The cold pitching process can easily be even more stressful than pitching an article. However, by contacting a potential client first, you're giving yourself an advantage. A company may be wanting to expand their online presence, but they haven't considered running a blog, or maybe they have a blog that hasn't seen new content in a while.
Since the business may not have considered hiring a writer yet, you're there first to help. If you're successful, cold pitching can even give you recurring work, too. From there, you need to produce quality writing, and you may have guaranteed writing jobs.
Your cold pitches don't need to be anything complex. You should include who you are and how you found out about them. You'll also want to emphasize how you can help them—usually by providing content that can assist in growing their business.
Write Quality Samples
Writers of every level need sample posts to display their quality of work for their clients. For some people, their blog posts will be enough to show off their skill level. Blogs may be too personal to show to a potential client, though, so you'll instead need sample pieces ready to go.
Some samples will be pre-written material. These pieces should be what you put on your writer's website as your portfolio. Even if you don't have the time to build a website, you should still have a collection of pieces ready to go. There are also websites that allow for professional writers to create an easily accessible portfolio of articles.
Samples are valuable because they give a client an idea of your skill level, even if you don't have a wide range of experience. Sometimes, a client will request a sample before deciding to hire you. If you're applying for a writing job at an existing business, you'll also need examples for part of the application process.
Your writing samples should be of the highest, polished copy you can produce. You'll also want to pay attention to the content that you include in your pieces. Ideally, most of your content will reflect the niche that you work in, as well as show off how you can write in a variety of style formats, such as social media, webpage, and blog content.
Writing jobs can seem like a highly competitive playing field—and in some instances, you will need to fight to get work. However, this doesn't mean that other writers are your enemies. Writing is a community where others can help you on the path to not only finding work but finding the right jobs. Networking groups can come in both in person and virtual forms, so you have plenty of choices.
When it comes to your local market, networking with other writers can be incredibly helpful. Who better to know what clients will pay too little or pay too late? You can have a wealth of information at the ready if you communicate with each other, and you'll save a lot of time in your job search process.
Networking can also be helpful for referrals. Since you have a niche, it's likely that other writers in your network won't work in the same specialization, which means they can let you know if they hear about job opportunities for writers that specialize in your field.
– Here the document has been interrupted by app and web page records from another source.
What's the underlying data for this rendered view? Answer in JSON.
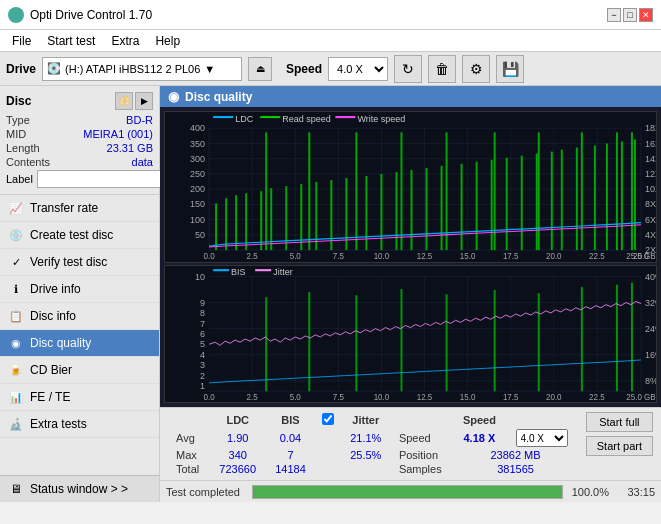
{
  "app": {
    "title": "Opti Drive Control 1.70",
    "icon": "●"
  },
  "title_controls": {
    "minimize": "−",
    "maximize": "□",
    "close": "✕"
  },
  "menu": {
    "items": [
      "File",
      "Start test",
      "Extra",
      "Help"
    ]
  },
  "drive_bar": {
    "drive_label": "Drive",
    "drive_value": "(H:) ATAPI iHBS112  2 PL06",
    "speed_label": "Speed",
    "speed_value": "4.0 X"
  },
  "disc": {
    "panel_title": "Disc",
    "type_label": "Type",
    "type_value": "BD-R",
    "mid_label": "MID",
    "mid_value": "MEIRA1 (001)",
    "length_label": "Length",
    "length_value": "23.31 GB",
    "contents_label": "Contents",
    "contents_value": "data",
    "label_label": "Label",
    "label_value": ""
  },
  "nav": {
    "items": [
      {
        "id": "transfer-rate",
        "label": "Transfer rate",
        "icon": "📈"
      },
      {
        "id": "create-test-disc",
        "label": "Create test disc",
        "icon": "💿"
      },
      {
        "id": "verify-test-disc",
        "label": "Verify test disc",
        "icon": "✓"
      },
      {
        "id": "drive-info",
        "label": "Drive info",
        "icon": "ℹ"
      },
      {
        "id": "disc-info",
        "label": "Disc info",
        "icon": "📋"
      },
      {
        "id": "disc-quality",
        "label": "Disc quality",
        "icon": "◉",
        "active": true
      },
      {
        "id": "cd-bier",
        "label": "CD Bier",
        "icon": "🍺"
      },
      {
        "id": "fe-te",
        "label": "FE / TE",
        "icon": "📊"
      },
      {
        "id": "extra-tests",
        "label": "Extra tests",
        "icon": "🔬"
      }
    ],
    "status_window": "Status window > >"
  },
  "panel": {
    "title": "Disc quality",
    "icon": "◉"
  },
  "chart1": {
    "legend": {
      "ldc": "LDC",
      "read": "Read speed",
      "write": "Write speed"
    },
    "y_left_max": 400,
    "y_right_max": 18,
    "x_max": 25,
    "x_labels": [
      "0.0",
      "2.5",
      "5.0",
      "7.5",
      "10.0",
      "12.5",
      "15.0",
      "17.5",
      "20.0",
      "22.5",
      "25.0"
    ],
    "y_right_labels": [
      "18X",
      "16X",
      "14X",
      "12X",
      "10X",
      "8X",
      "6X",
      "4X",
      "2X"
    ],
    "y_left_labels": [
      "400",
      "350",
      "300",
      "250",
      "200",
      "150",
      "100",
      "50"
    ]
  },
  "chart2": {
    "legend": {
      "bis": "BIS",
      "jitter": "Jitter"
    },
    "y_left_max": 10,
    "y_right_max": 40,
    "x_max": 25,
    "x_labels": [
      "0.0",
      "2.5",
      "5.0",
      "7.5",
      "10.0",
      "12.5",
      "15.0",
      "17.5",
      "20.0",
      "22.5",
      "25.0"
    ],
    "y_right_labels": [
      "40%",
      "32%",
      "24%",
      "16%",
      "8%"
    ]
  },
  "stats": {
    "headers": [
      "",
      "LDC",
      "BIS",
      "",
      "Jitter",
      "Speed",
      ""
    ],
    "avg_label": "Avg",
    "avg_ldc": "1.90",
    "avg_bis": "0.04",
    "avg_jitter": "21.1%",
    "avg_speed_label": "Speed",
    "avg_speed_value": "4.18 X",
    "avg_speed_select": "4.0 X",
    "max_label": "Max",
    "max_ldc": "340",
    "max_bis": "7",
    "max_jitter": "25.5%",
    "position_label": "Position",
    "position_value": "23862 MB",
    "total_label": "Total",
    "total_ldc": "723660",
    "total_bis": "14184",
    "samples_label": "Samples",
    "samples_value": "381565",
    "jitter_checked": true
  },
  "buttons": {
    "start_full": "Start full",
    "start_part": "Start part"
  },
  "progress": {
    "status": "Test completed",
    "percent": "100.0%",
    "time": "33:15"
  }
}
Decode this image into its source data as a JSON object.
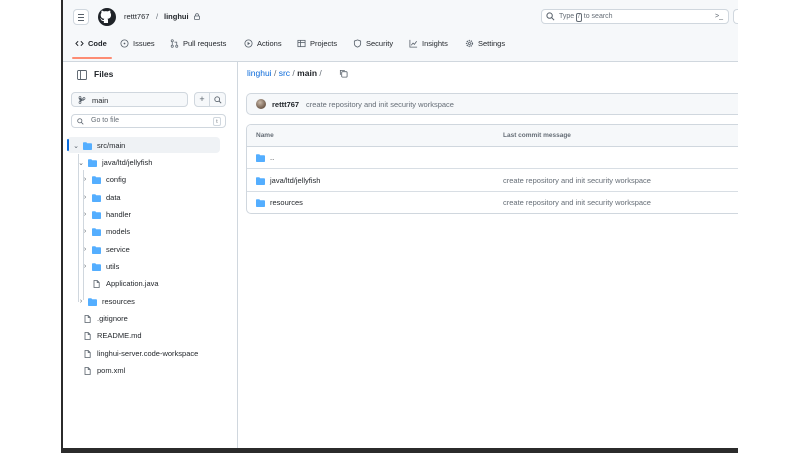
{
  "header": {
    "owner": "rettt767",
    "separator": "/",
    "repo": "linghui",
    "search_text_before": "Type",
    "search_key": "/",
    "search_text_after": "to search",
    "command_icon": "terminal-icon"
  },
  "tabs": [
    {
      "label": "Code",
      "icon": "code-icon",
      "active": true
    },
    {
      "label": "Issues",
      "icon": "issue-opened-icon"
    },
    {
      "label": "Pull requests",
      "icon": "git-pull-request-icon"
    },
    {
      "label": "Actions",
      "icon": "play-icon"
    },
    {
      "label": "Projects",
      "icon": "table-icon"
    },
    {
      "label": "Security",
      "icon": "shield-icon"
    },
    {
      "label": "Insights",
      "icon": "graph-icon"
    },
    {
      "label": "Settings",
      "icon": "gear-icon"
    }
  ],
  "sidebar": {
    "title": "Files",
    "branch": "main",
    "plus_label": "+",
    "goto_placeholder": "Go to file",
    "goto_key": "t",
    "tree": [
      {
        "label": "src/main",
        "type": "folder",
        "open": true,
        "selected": true
      },
      {
        "label": "java/ltd/jellyfish",
        "type": "folder",
        "open": true
      },
      {
        "label": "config",
        "type": "folder"
      },
      {
        "label": "data",
        "type": "folder"
      },
      {
        "label": "handler",
        "type": "folder"
      },
      {
        "label": "models",
        "type": "folder"
      },
      {
        "label": "service",
        "type": "folder"
      },
      {
        "label": "utils",
        "type": "folder"
      },
      {
        "label": "Application.java",
        "type": "file"
      },
      {
        "label": "resources",
        "type": "folder"
      },
      {
        "label": ".gitignore",
        "type": "file"
      },
      {
        "label": "README.md",
        "type": "file"
      },
      {
        "label": "linghui-server.code-workspace",
        "type": "file"
      },
      {
        "label": "pom.xml",
        "type": "file"
      }
    ]
  },
  "main": {
    "path": [
      "linghui",
      "src",
      "main"
    ],
    "path_sep": "/",
    "commit": {
      "author": "rettt767",
      "message": "create repository and init security workspace"
    },
    "columns": [
      "Name",
      "Last commit message"
    ],
    "rows": [
      {
        "name": "..",
        "message": ""
      },
      {
        "name": "java/ltd/jellyfish",
        "message": "create repository and init security workspace"
      },
      {
        "name": "resources",
        "message": "create repository and init security workspace"
      }
    ]
  },
  "colors": {
    "accent": "#0969da",
    "folder": "#54aeff",
    "tab_underline": "#fd8c73",
    "border": "#d0d7de"
  }
}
Sure, your network will have some overlap, but it's still an excellent resource to have.
With the growing content market, writers are in an excellent position to find work in numerous places. However, the challenge can rest in finding the right jobs. By identifying your niche, creating a website, cold pitching to potential clients, building your portfolio, and networking, you can put yourself in a position to find the best writing jobs available.